Do you own multiple properties?
Well, if that applies to you, Steven Glicher accountants would like to flag up certain changes to Capital Gains Tax PPR relief that just might affect you. Our concerns appear to be shared by the Chartered Institute of Taxation (CIOT). Responding to HM Revenue and Customs’ (HMRC) plans to extend capital gains tax (CGT) to non-residents in certain circumstances, CIOT has responded by saying it fears the proposal could have a significant impact on UK residents owning more than one property.
So what are these changes and what do they refer to? Well, the proposed changes were originally suggested in the Chancellor’s Autumn Statement in 2013.
The aim of the proposed changes was to improve fairness within the UK tax system. What the changes will mean is that non-residents will be able to claim principal private residence (PPR) relief. That in itself is laudable, but in order to ensure that this relief does not undermine the proposals, the Government intends to withdraw the ability of anyone with more than one residential property, and that includes UK residents, to choose his or her main residence by election. The decision will henceforth be determined by HMRC who will make the call, based on ‘demonstrable’ evidence, which of the owner’s properties is his or her main home.

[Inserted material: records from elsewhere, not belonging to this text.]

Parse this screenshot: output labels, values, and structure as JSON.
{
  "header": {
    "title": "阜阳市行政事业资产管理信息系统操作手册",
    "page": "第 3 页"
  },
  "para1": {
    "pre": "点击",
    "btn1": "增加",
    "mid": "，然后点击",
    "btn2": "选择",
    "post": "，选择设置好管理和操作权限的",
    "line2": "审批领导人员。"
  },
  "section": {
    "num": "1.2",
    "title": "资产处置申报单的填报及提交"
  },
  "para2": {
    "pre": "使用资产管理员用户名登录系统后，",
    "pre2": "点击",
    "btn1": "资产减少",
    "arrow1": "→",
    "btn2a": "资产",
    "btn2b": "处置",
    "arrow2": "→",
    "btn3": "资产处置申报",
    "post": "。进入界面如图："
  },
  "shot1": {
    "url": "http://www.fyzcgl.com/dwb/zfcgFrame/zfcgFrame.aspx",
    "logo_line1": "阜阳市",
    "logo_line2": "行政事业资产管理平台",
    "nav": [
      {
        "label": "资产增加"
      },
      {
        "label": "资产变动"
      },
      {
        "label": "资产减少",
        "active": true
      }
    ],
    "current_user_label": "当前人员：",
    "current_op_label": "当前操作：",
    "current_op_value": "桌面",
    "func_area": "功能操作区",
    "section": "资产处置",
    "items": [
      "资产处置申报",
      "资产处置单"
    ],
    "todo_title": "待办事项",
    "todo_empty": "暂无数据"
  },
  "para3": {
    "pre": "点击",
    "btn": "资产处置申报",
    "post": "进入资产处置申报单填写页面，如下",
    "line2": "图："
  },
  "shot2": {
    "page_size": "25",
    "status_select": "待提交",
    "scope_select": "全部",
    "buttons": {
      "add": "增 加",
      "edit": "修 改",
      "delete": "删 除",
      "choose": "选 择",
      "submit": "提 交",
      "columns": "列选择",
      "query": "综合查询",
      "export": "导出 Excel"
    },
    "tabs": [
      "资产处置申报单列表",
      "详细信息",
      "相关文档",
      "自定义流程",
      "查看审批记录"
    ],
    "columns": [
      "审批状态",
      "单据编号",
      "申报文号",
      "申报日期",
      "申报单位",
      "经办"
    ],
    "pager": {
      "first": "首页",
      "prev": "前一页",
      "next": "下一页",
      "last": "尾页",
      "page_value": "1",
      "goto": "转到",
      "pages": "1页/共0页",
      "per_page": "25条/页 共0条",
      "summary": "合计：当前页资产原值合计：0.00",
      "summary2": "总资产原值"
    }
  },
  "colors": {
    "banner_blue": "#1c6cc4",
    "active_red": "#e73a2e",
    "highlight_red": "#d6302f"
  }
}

So why is the Chartered Institute of Taxation concerned? According to Stephen Coleclough, president of the CIOT, it fears that many owners of multiple properties will be hit by these changes without realising:
“The withdrawal of the principle private residence election is a much wider issue, affecting many UK residents with two homes, not just non-UK residents with residential property here,” said Mr Coleclough.

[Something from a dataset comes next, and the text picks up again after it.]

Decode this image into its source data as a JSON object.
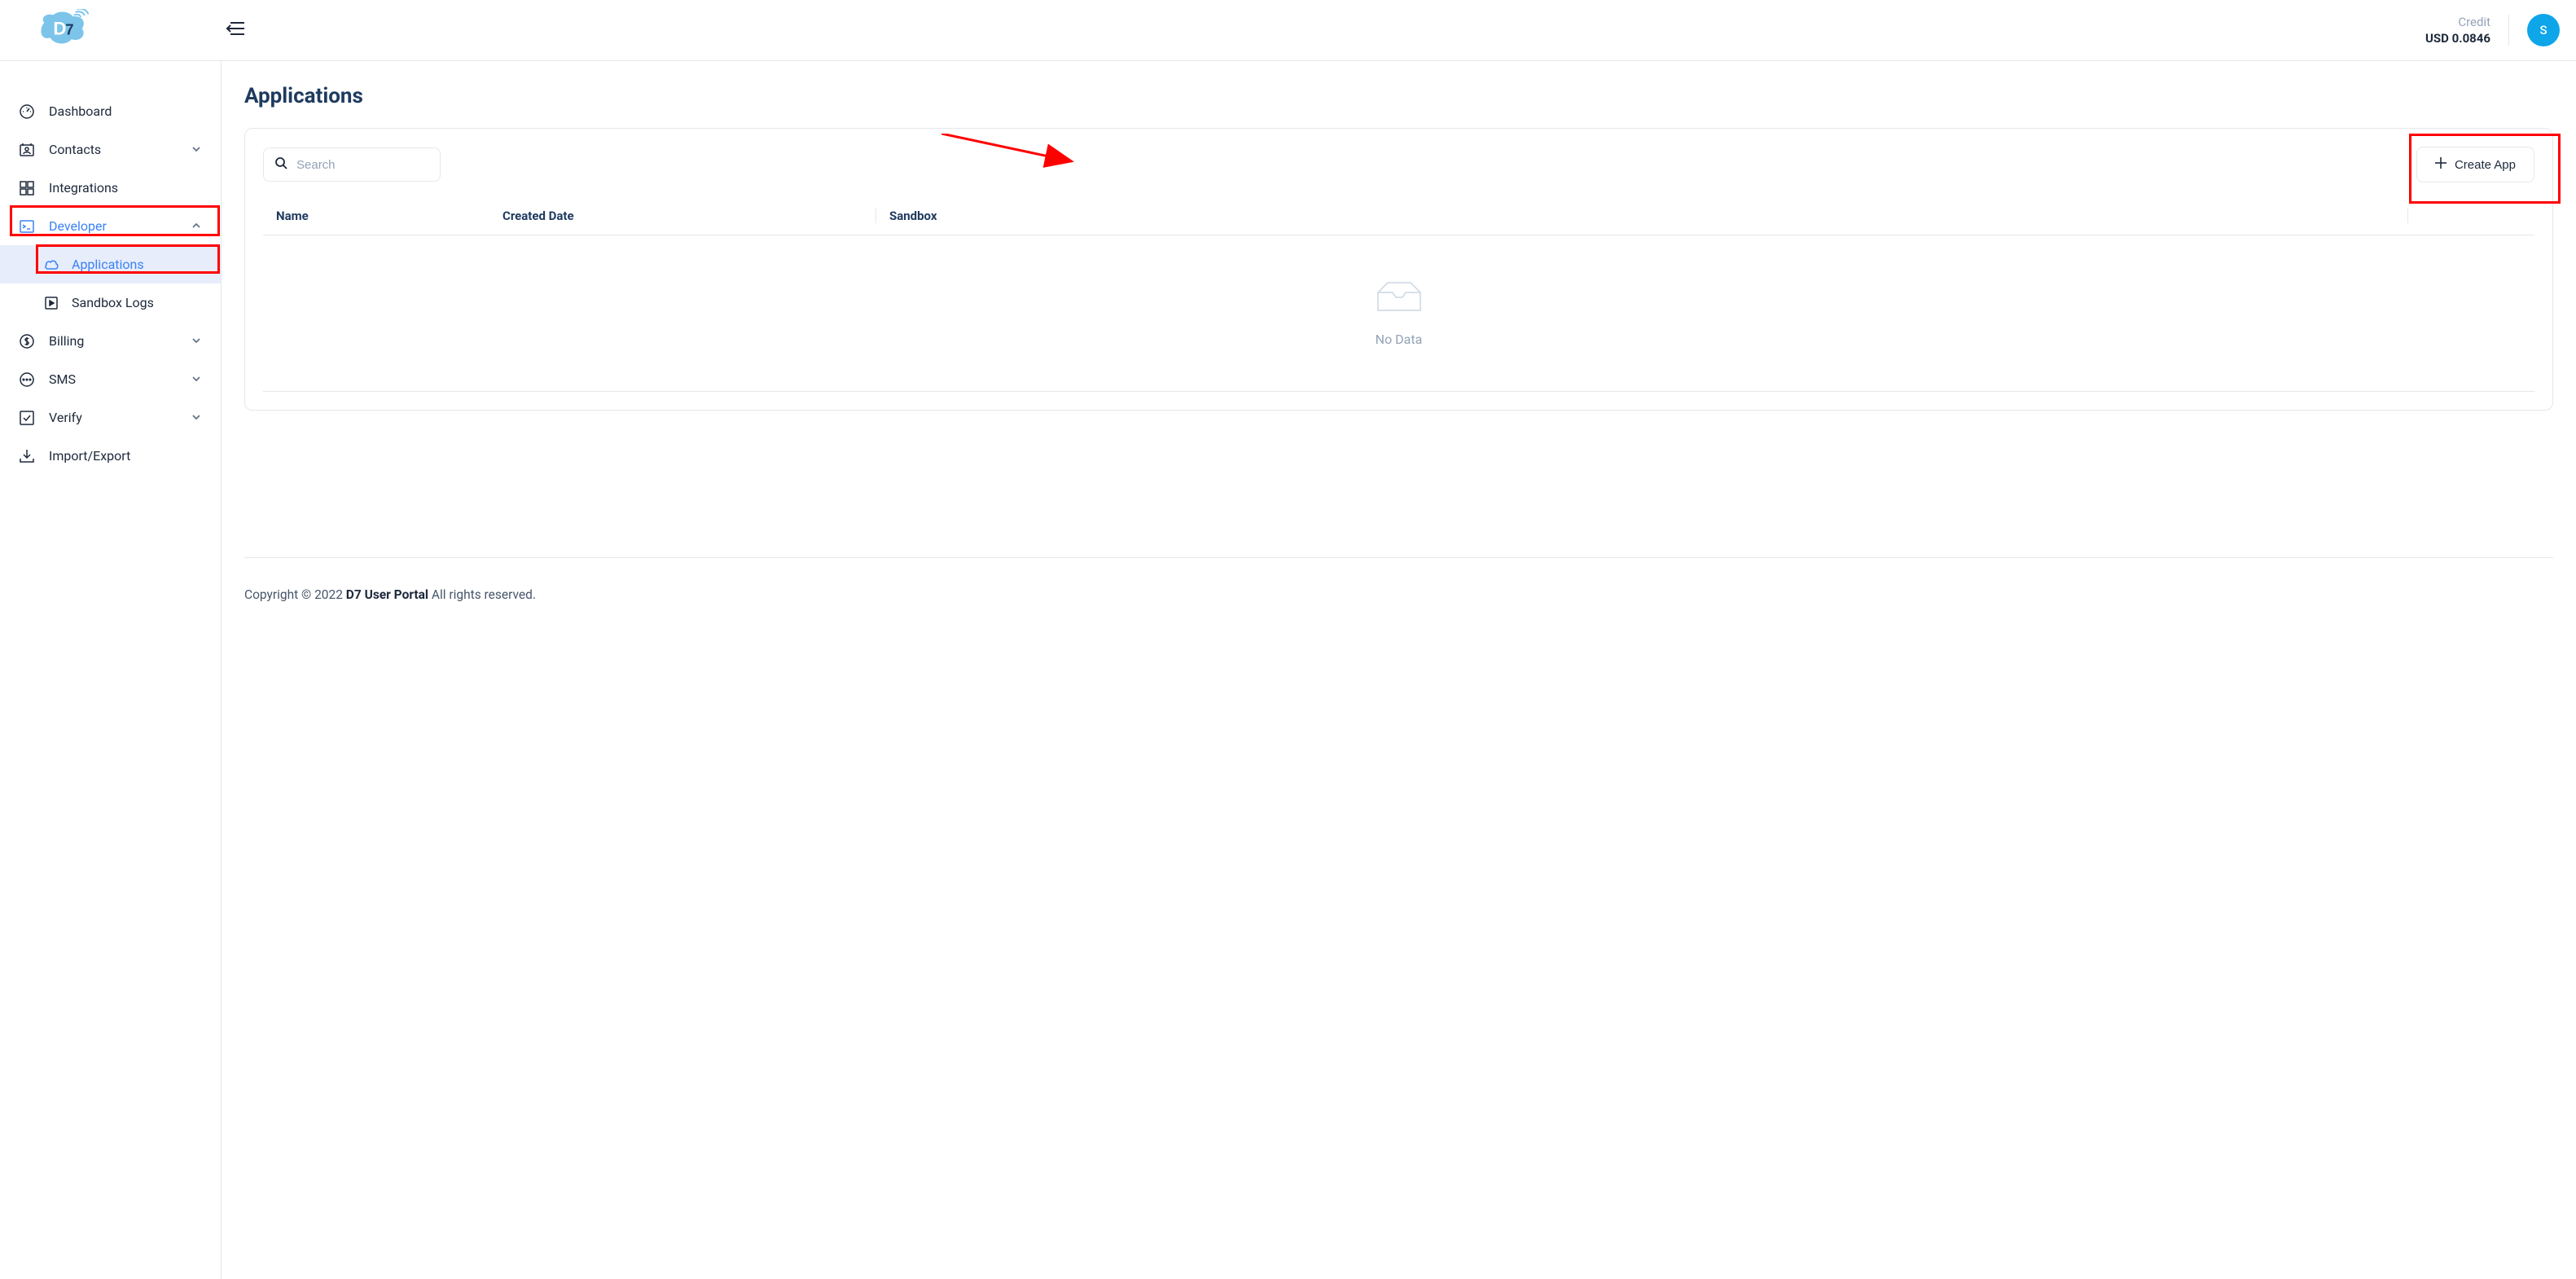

“This is for a good reason – many people live in one place for work during the week and another during the weekends and holidays, often meaning the lines are blurred as to which is the person’s or their family’s primary residence. If the plans were to go ahead, then UK residents could be faced with CGT charges on their first or second properties, with no certainty as to which is which.
“If the Government wants to change the principal private residence election or the rule generally, there should be a free standing consultation on that issue. There may be perfectly good reasons why they do want to change – we have recently seen evidence of MP’s using the rules to ‘flip’ their principal private residence repeatedly.
“Changes to how primary residency is decided should not be hidden behind an obscure consultation, aimed at bringing a narrow group of non-residents in to the charge. These points should be considered in an open and grown up manner, and we urge the Government to think again on this issue.”
Capital Gains Tax is a highly complicated area of tax law requiring specialist knowledge.
If you would like to minimise your CGT liabilities, or need expert advice on EIS, SEIS or EMI, then contact Steven Glicher accountants. For further information call Steven Glicher accountants on 0161 485 8007.